§ **Instructions to follow**: This exercise asks for a copy of each line in the records below with the word "welcoming" in it.
*****
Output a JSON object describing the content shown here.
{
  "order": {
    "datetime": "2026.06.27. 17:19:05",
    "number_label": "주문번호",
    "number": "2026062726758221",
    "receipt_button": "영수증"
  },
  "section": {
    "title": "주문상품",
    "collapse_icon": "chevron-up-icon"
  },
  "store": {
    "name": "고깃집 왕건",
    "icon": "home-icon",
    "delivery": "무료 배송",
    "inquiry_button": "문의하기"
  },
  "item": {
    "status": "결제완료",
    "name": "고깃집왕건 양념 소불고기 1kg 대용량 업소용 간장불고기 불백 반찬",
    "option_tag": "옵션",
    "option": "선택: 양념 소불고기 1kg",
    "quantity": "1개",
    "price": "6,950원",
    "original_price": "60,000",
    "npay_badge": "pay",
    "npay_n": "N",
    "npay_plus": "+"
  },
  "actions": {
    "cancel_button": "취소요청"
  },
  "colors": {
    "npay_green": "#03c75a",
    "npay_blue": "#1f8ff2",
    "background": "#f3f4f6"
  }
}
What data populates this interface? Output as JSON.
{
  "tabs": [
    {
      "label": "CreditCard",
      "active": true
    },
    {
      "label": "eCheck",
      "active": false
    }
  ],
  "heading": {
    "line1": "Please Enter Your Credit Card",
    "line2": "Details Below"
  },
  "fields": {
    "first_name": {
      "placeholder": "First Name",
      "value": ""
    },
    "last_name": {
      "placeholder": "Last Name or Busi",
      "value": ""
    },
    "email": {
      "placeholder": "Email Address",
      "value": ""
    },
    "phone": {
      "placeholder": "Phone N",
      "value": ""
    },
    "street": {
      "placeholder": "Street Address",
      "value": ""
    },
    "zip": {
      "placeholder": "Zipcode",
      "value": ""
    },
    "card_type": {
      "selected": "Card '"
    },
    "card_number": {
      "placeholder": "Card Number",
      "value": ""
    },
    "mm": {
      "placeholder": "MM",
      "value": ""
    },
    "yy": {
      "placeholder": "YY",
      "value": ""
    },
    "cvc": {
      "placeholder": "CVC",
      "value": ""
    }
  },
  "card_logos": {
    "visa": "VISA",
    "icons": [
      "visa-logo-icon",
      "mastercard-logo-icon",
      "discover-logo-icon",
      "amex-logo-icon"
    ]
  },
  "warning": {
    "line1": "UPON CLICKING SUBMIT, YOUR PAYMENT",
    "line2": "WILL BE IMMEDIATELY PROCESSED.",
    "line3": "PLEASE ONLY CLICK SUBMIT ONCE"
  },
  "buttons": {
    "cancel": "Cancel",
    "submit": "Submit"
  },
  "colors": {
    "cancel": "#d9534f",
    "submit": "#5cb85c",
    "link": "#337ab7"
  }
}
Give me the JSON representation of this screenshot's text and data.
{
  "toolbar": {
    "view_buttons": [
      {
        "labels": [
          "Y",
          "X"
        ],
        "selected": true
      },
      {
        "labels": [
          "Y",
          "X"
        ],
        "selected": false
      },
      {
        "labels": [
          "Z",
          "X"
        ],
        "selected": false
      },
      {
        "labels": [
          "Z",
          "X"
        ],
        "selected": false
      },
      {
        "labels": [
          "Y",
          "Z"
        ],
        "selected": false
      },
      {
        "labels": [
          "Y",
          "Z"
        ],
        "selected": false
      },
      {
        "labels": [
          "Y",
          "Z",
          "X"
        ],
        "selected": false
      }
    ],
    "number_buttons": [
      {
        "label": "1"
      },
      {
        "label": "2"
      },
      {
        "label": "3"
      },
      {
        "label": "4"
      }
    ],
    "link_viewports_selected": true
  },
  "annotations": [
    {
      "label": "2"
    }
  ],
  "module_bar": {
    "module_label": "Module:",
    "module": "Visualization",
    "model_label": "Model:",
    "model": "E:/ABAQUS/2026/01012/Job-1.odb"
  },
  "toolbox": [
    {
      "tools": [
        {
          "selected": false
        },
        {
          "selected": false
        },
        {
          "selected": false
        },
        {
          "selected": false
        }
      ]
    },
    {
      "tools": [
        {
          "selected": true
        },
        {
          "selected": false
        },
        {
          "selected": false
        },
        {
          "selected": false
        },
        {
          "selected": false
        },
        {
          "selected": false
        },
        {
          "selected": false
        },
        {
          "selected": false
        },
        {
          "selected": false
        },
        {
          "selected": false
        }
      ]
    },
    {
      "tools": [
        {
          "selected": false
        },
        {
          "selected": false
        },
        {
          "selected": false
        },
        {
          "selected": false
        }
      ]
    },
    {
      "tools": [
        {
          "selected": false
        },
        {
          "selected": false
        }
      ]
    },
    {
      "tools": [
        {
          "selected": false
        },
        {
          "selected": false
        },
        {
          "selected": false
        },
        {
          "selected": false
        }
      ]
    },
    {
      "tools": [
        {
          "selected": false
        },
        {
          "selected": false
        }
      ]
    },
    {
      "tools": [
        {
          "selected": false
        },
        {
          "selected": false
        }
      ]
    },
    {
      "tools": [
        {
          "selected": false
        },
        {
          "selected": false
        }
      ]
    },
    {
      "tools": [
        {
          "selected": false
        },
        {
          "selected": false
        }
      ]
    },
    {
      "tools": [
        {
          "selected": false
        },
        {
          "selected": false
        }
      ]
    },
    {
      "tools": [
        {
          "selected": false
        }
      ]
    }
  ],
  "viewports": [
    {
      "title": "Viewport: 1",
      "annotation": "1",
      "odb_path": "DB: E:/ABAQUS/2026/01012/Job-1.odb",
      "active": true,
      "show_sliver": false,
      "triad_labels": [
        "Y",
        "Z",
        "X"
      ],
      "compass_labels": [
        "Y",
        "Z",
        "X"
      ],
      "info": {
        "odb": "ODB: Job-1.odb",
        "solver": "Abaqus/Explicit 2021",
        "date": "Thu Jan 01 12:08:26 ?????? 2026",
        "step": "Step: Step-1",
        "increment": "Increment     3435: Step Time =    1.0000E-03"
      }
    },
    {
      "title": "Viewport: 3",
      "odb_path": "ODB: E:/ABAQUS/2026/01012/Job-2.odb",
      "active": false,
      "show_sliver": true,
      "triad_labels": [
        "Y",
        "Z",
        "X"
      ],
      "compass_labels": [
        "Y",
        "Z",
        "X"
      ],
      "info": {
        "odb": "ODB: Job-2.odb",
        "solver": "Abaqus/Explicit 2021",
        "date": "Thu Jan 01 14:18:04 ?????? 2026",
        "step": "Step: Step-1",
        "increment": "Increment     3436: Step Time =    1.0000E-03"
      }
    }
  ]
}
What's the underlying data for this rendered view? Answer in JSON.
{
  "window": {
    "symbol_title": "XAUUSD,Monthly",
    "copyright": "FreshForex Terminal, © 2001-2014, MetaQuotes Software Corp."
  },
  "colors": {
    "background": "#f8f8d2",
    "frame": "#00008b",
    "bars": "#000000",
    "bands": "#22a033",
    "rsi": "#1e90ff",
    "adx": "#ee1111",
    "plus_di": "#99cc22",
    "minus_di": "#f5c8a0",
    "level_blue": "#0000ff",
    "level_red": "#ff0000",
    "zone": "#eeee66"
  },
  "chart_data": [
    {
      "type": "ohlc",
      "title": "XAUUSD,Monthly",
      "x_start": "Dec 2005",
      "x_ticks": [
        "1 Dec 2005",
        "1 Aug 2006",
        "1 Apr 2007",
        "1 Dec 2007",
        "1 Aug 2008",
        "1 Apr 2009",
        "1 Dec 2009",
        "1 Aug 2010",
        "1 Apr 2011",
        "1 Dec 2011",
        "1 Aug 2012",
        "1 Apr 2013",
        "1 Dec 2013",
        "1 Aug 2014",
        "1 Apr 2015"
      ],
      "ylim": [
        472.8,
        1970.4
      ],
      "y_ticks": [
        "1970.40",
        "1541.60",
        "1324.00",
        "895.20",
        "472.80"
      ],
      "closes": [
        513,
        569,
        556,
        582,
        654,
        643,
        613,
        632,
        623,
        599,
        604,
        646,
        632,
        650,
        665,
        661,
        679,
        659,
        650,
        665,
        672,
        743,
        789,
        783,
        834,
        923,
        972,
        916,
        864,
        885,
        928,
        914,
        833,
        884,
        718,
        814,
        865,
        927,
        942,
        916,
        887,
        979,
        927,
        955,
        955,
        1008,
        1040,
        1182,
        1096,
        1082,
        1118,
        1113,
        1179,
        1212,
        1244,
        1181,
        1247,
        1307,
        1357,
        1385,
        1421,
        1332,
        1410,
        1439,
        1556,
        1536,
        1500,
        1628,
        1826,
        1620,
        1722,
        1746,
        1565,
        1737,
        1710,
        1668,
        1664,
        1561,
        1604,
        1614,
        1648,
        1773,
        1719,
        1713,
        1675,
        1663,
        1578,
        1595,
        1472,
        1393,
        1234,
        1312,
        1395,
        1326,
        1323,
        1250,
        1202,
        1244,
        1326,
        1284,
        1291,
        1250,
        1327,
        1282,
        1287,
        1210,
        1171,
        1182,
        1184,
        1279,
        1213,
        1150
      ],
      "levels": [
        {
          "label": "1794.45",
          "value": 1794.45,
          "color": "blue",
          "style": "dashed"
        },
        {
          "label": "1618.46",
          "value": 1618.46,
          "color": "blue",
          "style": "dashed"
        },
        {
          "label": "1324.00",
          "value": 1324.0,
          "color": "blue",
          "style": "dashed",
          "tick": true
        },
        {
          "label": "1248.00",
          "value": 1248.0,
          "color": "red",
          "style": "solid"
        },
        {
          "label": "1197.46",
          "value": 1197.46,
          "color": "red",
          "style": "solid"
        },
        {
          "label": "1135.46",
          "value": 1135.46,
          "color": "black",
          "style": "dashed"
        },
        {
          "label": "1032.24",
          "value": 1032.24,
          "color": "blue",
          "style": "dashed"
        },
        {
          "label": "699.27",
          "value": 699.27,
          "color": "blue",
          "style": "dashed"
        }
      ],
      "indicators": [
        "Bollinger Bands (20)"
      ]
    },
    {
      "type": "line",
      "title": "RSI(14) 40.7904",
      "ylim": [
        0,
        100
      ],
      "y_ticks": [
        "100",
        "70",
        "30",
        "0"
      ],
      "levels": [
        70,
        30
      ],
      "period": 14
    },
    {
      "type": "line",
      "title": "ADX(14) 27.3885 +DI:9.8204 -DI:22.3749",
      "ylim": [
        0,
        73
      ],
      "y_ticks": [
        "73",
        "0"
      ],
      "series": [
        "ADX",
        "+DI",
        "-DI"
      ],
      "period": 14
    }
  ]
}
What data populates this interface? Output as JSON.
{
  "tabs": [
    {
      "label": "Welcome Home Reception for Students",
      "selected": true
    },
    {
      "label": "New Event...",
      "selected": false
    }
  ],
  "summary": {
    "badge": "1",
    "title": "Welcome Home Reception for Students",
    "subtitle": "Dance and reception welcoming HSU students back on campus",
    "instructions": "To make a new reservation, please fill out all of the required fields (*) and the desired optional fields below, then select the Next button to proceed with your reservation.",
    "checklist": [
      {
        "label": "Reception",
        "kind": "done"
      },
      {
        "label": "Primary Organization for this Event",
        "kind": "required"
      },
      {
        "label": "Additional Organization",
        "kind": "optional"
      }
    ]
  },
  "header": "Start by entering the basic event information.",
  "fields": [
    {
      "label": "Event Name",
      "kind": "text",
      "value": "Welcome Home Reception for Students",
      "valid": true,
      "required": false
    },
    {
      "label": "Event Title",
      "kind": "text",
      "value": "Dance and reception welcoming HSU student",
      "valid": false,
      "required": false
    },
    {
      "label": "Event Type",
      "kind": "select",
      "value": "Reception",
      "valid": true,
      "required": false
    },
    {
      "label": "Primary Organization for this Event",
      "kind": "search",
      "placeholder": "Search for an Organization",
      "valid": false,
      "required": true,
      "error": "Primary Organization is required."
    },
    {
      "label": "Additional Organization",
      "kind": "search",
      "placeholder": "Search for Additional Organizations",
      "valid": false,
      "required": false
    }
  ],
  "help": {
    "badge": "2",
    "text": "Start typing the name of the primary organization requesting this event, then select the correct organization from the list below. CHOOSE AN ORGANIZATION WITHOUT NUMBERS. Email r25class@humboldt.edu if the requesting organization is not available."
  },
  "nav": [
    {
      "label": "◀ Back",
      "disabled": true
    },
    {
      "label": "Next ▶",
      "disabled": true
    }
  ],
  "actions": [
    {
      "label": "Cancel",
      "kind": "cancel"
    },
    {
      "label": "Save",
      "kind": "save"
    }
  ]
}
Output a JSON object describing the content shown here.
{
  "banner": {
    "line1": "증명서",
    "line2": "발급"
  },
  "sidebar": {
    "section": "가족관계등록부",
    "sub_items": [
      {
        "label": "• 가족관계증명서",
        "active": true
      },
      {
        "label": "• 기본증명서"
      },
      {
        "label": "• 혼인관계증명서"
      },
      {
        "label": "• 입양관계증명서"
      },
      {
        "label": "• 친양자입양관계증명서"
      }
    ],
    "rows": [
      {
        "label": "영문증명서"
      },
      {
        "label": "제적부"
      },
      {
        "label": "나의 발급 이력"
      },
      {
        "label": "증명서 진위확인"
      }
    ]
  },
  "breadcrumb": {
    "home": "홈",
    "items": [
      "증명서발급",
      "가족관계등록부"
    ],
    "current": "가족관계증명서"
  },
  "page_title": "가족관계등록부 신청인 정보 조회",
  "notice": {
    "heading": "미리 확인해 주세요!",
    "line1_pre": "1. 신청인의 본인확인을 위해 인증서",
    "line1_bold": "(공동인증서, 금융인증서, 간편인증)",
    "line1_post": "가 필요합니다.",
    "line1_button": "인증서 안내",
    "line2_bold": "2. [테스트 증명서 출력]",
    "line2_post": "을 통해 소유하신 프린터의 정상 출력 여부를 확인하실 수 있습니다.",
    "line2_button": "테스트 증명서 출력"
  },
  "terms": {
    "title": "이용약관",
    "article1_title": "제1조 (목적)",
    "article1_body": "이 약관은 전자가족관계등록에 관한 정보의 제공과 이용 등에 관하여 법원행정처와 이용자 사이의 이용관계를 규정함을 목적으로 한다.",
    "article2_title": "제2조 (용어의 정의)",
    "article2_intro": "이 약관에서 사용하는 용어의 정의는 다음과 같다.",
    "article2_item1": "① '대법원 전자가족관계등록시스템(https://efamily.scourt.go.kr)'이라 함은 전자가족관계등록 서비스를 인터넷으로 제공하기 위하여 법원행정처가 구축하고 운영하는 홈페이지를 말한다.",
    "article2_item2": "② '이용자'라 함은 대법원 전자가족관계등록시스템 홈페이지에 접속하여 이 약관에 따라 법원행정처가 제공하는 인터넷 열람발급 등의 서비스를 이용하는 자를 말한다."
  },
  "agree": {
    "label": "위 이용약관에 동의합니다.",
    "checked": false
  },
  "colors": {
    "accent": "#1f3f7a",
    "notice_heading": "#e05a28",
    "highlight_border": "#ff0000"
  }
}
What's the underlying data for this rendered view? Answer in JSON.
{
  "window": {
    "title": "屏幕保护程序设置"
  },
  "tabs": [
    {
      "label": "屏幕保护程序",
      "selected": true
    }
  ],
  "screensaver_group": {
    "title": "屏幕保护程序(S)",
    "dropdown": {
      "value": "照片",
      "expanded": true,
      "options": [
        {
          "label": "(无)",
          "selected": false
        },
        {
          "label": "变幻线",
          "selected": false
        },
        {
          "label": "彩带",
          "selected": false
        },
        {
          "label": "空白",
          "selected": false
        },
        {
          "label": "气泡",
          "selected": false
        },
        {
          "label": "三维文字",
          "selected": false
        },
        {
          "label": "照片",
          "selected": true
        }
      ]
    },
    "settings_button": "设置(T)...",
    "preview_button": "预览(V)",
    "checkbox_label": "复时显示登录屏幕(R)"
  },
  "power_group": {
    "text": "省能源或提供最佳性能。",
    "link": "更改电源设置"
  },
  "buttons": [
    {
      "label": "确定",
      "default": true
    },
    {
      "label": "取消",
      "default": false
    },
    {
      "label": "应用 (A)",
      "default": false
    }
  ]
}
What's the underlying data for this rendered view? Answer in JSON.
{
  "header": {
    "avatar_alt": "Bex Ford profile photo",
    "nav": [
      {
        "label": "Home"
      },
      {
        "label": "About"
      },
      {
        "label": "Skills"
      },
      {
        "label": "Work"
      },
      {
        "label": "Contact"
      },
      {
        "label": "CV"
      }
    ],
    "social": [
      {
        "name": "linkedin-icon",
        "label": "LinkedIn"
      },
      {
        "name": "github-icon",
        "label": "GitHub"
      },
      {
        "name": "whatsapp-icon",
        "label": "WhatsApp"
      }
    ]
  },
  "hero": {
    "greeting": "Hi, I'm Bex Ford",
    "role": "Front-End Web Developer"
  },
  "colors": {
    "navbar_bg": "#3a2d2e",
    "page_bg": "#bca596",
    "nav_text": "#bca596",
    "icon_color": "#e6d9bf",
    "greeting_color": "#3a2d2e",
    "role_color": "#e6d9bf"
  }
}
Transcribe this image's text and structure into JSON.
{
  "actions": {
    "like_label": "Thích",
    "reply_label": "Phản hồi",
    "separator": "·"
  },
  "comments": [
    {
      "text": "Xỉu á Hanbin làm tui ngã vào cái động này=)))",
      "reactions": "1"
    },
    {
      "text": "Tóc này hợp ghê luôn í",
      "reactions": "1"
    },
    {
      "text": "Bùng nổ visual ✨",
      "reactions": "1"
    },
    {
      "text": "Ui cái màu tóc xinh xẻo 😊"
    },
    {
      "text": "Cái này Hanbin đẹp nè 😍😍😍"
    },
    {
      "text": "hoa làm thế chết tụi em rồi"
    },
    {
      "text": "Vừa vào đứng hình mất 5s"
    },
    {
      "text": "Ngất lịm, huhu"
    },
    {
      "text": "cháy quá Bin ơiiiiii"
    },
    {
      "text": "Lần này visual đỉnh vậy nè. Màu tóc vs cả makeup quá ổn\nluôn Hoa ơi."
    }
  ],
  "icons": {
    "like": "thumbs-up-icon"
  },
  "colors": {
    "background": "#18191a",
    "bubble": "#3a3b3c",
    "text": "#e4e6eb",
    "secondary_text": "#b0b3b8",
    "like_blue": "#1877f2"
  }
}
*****
§ **Response to this exercise**:
    "subtitle": "Dance and reception welcoming HSU students back on campus",
      "value": "Dance and reception welcoming HSU student",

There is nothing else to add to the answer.